The Comanche was the most powerful tribe in American History. They adapted to the horse earlier and more completely than any other plains’ tribe and they were without doubt the prototype horse tribe in North America. The white man’s 40-year war with the Comanche in the mid 19th century was the tribe’s final chapter in its 250-year crusade to fight off settlers. But their legacy lives on and the lethal inland empire dominated by the tribe is an integral part of American history.
My idea for this part of the series was to work with a Comanche descendant from their homeland in Texas and New Mexico and place him or her against today’s Manhattan Skyline.
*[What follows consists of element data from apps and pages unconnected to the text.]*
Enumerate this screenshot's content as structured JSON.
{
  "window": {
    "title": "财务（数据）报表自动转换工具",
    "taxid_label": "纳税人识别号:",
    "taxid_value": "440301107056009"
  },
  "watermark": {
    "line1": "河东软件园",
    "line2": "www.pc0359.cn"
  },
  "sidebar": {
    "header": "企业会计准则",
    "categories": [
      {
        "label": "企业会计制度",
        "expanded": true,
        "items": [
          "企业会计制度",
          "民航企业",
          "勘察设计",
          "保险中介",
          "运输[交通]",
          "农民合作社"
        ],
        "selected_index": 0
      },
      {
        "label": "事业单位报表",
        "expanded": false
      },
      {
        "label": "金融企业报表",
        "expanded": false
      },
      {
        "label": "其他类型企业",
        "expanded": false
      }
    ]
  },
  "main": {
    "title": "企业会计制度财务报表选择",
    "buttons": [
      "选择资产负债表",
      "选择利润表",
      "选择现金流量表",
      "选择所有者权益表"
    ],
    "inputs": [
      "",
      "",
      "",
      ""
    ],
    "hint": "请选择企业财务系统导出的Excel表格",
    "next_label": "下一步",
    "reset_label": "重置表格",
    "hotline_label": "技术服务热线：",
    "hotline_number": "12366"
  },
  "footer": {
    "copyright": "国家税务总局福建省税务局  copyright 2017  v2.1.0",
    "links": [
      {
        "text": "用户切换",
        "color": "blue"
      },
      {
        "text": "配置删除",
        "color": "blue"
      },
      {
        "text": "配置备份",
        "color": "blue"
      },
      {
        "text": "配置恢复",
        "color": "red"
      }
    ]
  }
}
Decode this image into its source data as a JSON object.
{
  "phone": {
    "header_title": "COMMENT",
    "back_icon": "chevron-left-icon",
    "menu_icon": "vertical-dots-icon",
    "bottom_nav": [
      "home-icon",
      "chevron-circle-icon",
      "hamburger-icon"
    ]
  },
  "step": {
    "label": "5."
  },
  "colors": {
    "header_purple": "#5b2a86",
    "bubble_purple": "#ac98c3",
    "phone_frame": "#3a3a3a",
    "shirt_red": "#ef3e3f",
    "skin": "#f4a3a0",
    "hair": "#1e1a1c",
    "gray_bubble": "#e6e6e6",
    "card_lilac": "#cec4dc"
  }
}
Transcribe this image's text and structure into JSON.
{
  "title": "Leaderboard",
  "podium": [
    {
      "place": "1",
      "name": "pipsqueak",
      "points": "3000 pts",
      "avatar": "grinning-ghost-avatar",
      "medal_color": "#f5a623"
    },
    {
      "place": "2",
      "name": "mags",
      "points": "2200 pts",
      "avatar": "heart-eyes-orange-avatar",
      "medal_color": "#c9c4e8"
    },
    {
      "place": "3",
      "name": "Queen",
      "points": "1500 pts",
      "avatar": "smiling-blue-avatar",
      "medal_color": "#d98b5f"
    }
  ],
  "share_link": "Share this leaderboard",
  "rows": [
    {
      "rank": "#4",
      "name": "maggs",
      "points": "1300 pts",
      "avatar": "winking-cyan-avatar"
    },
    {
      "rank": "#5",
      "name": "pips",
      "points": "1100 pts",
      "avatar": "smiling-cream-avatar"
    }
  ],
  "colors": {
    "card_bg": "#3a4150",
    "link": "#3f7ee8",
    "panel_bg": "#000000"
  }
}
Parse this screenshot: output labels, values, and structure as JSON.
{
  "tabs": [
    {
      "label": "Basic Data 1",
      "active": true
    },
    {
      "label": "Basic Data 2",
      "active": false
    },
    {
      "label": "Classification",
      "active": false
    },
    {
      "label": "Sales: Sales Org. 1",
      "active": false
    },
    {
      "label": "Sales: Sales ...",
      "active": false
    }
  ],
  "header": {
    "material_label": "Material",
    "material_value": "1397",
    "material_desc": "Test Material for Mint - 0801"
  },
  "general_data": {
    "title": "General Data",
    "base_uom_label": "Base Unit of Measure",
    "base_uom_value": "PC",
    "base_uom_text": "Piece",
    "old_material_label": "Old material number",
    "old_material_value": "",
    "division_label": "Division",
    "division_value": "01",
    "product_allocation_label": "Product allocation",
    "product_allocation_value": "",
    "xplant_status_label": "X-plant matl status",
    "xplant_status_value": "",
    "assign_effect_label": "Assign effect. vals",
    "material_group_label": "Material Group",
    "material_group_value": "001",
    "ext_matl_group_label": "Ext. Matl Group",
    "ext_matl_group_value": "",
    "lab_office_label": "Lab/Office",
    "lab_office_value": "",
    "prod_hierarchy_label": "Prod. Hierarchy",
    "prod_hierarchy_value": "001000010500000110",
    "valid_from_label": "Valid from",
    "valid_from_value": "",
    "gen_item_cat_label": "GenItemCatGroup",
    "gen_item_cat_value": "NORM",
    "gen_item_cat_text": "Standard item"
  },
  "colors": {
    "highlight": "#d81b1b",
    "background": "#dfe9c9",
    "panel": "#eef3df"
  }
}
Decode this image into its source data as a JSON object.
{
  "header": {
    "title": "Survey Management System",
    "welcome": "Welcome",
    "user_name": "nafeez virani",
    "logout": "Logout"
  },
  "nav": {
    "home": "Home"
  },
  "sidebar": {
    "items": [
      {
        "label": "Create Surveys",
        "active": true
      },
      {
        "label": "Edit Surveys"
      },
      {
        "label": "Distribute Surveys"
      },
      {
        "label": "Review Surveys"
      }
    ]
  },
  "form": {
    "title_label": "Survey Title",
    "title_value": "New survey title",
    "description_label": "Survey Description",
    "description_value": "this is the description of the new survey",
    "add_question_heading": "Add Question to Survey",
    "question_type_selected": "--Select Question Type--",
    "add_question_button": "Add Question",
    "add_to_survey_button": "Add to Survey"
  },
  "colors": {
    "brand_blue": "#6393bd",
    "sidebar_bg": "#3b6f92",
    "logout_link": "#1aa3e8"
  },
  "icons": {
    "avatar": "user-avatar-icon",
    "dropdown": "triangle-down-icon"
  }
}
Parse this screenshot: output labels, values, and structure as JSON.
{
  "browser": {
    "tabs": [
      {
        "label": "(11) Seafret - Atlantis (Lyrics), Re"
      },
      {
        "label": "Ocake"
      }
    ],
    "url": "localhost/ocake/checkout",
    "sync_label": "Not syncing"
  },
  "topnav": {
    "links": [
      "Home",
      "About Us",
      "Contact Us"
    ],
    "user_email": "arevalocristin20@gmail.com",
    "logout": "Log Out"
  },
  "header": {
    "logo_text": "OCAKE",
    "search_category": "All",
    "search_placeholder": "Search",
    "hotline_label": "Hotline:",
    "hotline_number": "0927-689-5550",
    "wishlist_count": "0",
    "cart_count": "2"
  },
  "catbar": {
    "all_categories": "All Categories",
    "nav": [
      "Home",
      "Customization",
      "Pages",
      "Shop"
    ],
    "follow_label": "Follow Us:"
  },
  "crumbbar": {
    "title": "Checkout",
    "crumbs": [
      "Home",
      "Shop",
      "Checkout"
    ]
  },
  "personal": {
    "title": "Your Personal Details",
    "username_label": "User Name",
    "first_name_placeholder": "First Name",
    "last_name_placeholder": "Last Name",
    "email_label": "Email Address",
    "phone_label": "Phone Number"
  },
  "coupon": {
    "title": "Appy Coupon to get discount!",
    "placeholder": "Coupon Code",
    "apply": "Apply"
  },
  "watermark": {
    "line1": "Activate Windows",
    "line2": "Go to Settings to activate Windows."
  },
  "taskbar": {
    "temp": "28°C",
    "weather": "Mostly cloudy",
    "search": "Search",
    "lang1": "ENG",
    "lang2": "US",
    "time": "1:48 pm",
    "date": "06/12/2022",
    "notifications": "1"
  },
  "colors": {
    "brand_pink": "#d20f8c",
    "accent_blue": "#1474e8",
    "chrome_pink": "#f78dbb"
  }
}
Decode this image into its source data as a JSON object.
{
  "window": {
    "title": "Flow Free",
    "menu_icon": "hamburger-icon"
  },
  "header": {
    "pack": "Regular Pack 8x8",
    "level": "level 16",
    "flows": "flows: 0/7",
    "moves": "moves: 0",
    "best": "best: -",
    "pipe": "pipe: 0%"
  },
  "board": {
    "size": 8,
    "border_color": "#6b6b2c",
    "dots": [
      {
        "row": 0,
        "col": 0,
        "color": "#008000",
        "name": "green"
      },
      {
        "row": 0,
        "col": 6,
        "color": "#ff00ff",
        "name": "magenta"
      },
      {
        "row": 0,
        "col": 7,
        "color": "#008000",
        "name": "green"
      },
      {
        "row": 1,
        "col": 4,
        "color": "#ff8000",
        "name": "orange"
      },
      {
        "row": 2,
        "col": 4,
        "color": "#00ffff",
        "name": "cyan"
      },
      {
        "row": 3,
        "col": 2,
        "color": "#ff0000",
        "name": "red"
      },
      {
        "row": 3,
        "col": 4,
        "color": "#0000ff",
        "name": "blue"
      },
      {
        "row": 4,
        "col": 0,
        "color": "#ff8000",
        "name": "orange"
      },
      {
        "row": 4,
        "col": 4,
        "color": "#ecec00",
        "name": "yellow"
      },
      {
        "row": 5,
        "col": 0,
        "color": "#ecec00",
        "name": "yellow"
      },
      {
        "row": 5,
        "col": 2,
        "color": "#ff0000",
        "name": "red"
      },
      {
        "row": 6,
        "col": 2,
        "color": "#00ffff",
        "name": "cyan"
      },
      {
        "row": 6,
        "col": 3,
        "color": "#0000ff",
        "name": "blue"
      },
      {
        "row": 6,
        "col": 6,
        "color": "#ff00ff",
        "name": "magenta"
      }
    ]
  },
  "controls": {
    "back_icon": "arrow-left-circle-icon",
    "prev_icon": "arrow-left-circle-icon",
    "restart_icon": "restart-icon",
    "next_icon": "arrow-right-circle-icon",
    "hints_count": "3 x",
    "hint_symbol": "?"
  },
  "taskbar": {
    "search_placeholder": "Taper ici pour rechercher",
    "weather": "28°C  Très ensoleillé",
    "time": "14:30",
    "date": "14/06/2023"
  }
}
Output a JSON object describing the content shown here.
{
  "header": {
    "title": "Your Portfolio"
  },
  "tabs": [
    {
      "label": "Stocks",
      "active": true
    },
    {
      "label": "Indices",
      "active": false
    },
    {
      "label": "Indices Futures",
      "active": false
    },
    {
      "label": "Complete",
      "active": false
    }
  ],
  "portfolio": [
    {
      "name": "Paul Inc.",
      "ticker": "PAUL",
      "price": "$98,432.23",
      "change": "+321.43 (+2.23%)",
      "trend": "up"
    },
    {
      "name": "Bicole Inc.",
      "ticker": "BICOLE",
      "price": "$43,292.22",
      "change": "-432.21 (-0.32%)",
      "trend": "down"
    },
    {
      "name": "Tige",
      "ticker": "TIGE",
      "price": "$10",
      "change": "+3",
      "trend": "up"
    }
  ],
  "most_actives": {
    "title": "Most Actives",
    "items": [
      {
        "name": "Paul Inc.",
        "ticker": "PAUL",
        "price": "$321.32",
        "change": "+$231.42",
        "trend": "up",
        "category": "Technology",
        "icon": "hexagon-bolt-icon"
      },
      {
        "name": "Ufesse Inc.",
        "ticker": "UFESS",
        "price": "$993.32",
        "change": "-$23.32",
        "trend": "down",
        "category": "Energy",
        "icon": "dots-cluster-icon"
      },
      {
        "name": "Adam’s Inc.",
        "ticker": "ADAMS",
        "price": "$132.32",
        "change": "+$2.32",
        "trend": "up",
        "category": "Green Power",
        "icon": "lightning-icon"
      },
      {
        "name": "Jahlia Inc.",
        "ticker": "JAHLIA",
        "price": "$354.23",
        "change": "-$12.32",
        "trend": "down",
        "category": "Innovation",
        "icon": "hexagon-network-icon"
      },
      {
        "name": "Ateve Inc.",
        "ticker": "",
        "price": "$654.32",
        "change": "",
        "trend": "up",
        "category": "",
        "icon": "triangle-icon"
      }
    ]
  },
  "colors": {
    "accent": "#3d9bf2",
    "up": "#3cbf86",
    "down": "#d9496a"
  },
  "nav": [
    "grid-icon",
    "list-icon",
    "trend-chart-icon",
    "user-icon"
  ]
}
A horse was not going to work in this storyline as we thought the Hudson River would offer the best platform on which to play a layered narrative.
With the help of a friend in Colorado, we found the right Comanche for the job in Santa Fe and he was excited to collaborate on the project. He helped source the canoe and brought his warrior clothes. Again, we would stress that their pride in their heritage manifests itself in fully embracing projects that give their tribe exposure. We were looking to create art as opposed to saying anything profound. By photographing an ancestor of America’s most powerful tribe in front of modern America’s most powerful city - the lost world meeting the new world - we are simply celebrating the breadth of American history.
Joaquin Gonzalez did the Comanche proud. He managed the canoe on those waters magnificently and he looked every inch the warrior that we asked him to be.
- David Yarrow

David Yarrow at Sorrel Sky Gallery

Reach out to our team of art advisors with any questions about the works seen in this blog. We'd love to see you in the gallery, where you can enjoy the stunning work of David Yarrow in person.